But she’s very clearly in love with Mink. They have a lot of fun together, dancing, drinking, going to dress-up cosplay dinner parties with their friends. She even moved in with him. One night, he reaches the zenith, so to speak, and she goes yesyesyes and then she sneaks off into the bathroom after he’s out cold and opens the little soap box, pulls out her handy-dandy vibrator and finishes the deal. For their one-year anniversary, one of her lady besties gives them some fluffy handcuffs, which spins into an idea: How about they spice up their sex life by inviting a third party into their bed? Luna suggests it and Mink is game, but he still thinks she’s singing ‘Erotic City’ when she’s actually singing ‘I can’t get no satisfaction.’ Or ‘She-Bop.’ 

We get a comical sequence where they try to pick someone up at a nightclub – “I can’t flirt to save my life,” she says – then switch to using an app. (When she fills out their profile, under “interests,” she puts “Netflix.” Bleargh.) We get a montage of swiping and a funny bit where Luna says, “Why are there so many people?” and then they meet Eve (Joy Delima). All cards on the table, the three of them go out bar-hopping and then back to Luna and Mink’s place for a pretty lengthy sequence in which there’s some awkwardness and some sexiness and after Mink reaches the holy land and Luna fakes it, he passes out. This is when Eve looks at Luna, perhaps knowingly and perhaps not, and ventures down south and asks her what she likes and before you know it, RAPTURE! Ahh. Finally. But… now what?

Happy Ending Netflix Streaming
Photo: Elmer van der Marel

What Movies Will It Remind You Of?: Happy Ending takes the European sensibilities of The Worst Person in the World and crosses it with Good Luck to You, Leo Grande, Threesome and any of a million American rom-coms with an idiot plot and frustrating protagonist who refuses to do the one thing they could do to address the main problem.

Performance Worth Watching: Jansen brings a Heather Graham or Anne Hathaway-esque appeal to the character, and she’s more than capable of carrying a mediumweight film like this, although one can sense she’s trying to make Luna a more cohesive character than she is on the page. 
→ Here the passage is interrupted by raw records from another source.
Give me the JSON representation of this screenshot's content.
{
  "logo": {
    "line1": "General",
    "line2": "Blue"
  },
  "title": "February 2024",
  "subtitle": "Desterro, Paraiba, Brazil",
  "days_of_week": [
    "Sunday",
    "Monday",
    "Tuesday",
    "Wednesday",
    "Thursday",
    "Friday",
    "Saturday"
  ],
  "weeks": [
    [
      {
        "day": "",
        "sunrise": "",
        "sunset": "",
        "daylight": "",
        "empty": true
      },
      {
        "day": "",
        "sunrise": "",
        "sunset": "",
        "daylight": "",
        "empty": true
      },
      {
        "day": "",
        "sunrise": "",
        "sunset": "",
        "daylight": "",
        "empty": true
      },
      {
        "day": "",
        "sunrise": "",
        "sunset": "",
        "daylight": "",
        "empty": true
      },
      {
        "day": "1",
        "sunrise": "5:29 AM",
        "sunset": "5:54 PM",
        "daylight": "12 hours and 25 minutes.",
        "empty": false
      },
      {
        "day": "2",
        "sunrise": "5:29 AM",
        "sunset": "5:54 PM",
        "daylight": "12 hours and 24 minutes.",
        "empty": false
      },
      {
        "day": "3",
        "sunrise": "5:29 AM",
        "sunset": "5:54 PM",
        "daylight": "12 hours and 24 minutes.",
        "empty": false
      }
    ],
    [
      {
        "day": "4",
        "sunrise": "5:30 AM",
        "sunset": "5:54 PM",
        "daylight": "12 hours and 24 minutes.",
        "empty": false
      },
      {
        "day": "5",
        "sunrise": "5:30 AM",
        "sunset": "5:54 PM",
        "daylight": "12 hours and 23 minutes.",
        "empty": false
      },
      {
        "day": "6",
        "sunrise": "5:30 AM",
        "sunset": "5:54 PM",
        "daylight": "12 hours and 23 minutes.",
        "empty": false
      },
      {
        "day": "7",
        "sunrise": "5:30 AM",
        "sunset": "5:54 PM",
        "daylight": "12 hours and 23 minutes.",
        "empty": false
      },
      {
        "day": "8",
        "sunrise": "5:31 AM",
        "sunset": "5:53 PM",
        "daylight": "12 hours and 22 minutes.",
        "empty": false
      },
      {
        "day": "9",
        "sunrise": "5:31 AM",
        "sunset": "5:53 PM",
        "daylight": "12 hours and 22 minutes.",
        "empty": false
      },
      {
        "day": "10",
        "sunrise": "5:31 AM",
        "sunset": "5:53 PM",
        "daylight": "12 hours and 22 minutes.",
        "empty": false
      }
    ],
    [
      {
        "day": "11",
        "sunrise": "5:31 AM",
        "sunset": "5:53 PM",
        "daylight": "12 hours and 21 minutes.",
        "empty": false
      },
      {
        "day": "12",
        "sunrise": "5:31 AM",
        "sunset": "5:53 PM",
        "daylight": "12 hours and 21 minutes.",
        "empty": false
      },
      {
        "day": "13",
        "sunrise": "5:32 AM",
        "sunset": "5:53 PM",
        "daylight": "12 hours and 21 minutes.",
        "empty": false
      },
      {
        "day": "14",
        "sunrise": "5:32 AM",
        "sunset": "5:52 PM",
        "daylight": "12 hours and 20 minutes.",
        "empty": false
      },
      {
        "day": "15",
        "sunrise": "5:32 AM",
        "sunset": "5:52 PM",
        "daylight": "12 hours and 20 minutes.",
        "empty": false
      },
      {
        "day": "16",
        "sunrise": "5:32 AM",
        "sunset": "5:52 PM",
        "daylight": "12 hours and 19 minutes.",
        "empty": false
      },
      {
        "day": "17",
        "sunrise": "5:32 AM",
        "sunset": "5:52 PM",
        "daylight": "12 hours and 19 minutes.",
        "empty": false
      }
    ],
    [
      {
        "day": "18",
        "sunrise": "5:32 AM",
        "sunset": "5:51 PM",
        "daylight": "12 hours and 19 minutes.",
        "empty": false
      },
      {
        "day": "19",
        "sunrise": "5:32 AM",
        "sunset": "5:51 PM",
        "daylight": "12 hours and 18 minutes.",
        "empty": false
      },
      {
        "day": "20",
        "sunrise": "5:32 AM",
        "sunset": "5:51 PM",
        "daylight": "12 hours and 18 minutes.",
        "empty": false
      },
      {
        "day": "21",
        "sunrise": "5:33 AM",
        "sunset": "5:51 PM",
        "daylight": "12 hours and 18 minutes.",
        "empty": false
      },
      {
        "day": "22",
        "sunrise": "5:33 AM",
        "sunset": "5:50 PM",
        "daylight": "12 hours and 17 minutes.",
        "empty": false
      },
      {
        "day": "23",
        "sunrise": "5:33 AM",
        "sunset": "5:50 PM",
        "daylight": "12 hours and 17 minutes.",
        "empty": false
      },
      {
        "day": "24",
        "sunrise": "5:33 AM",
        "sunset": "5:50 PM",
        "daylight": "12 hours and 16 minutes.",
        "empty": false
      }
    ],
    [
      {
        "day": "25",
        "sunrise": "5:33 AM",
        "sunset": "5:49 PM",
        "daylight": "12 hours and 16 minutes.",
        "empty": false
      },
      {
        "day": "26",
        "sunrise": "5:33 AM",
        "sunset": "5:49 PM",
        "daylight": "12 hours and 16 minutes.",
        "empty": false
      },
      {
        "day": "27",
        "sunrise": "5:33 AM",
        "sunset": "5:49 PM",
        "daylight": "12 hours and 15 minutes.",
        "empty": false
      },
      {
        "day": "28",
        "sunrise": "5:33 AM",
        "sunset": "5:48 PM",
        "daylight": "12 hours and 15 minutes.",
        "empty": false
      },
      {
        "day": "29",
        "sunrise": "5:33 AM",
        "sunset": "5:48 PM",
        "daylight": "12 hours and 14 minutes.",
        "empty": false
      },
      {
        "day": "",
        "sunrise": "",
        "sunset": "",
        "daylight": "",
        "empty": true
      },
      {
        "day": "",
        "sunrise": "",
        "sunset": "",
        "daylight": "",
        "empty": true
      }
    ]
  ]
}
Memorable Dialogue: Sometimes this script gets cutesy with the double-entendres, e.g., when Mink and Luna are out to dinner and order their fancy desserts, and the waitress repeats their order back to them: “OK: One threesome and a cheesecake.”

Sex and Skin: Plenty! Some guy-and-girl, some girl-and-girl, some guy-and-girl-and-girl, and it’s all moderately graphic and mostly tasteful.

Our Take: Happy Ending delivers sex sequences like an action film structured around its fights and chases. It doesn’t exist solely to titillate, though – writer-director Joosje Duk tiptoes the line between comedy and drama, and illustrates what happens when couples aren’t open, honest and communicative. It’s steamy, but never sordid, and ultimately too sweet to be scorching.

The movie only functions in fits and starts, though. Its uneven tone is a product of thinly rendered characters; Luna’s inability to open up to Mink has no apparent origin, and is merely a problem generated by the plot. Why is she, you know, this way? Who knows. We don’t get nearly enough background on Luna and Mink – obvious or implied – to give them the type of internal, psychological motivation that determines how people function in relationships. But Luna and Mink aren’t really people anyway, they’re Movie Characters, driven by situations as they’re written in a screenplay.

The screenplay’s need for another draft or three is Happy Ending’s biggest issue. Otherwise, it’s a nicely shot film, naturalistic where similar American films are glossy and artificial, and the cast is game. Delima is notably strong as the one primary character who seems to be sure of herself; she brings an easy charm the movie where Jansen and Lakemeier seem to struggle with underwritten roles and tonal inconsistencies – the film halfheartedly dabbles with sitcommy supporting characters that tend to compromise its attempts at more serious drama. Ultimately, it’s a dramedy that isn’t as dramatic or funny as it could be.

Our Call: SKIP IT. Happy Ending takes a stab at being a keen exploration of the pitfalls of love, but it just never really works.

John Serba is a freelance writer and film critic based in Grand Rapids, Michigan.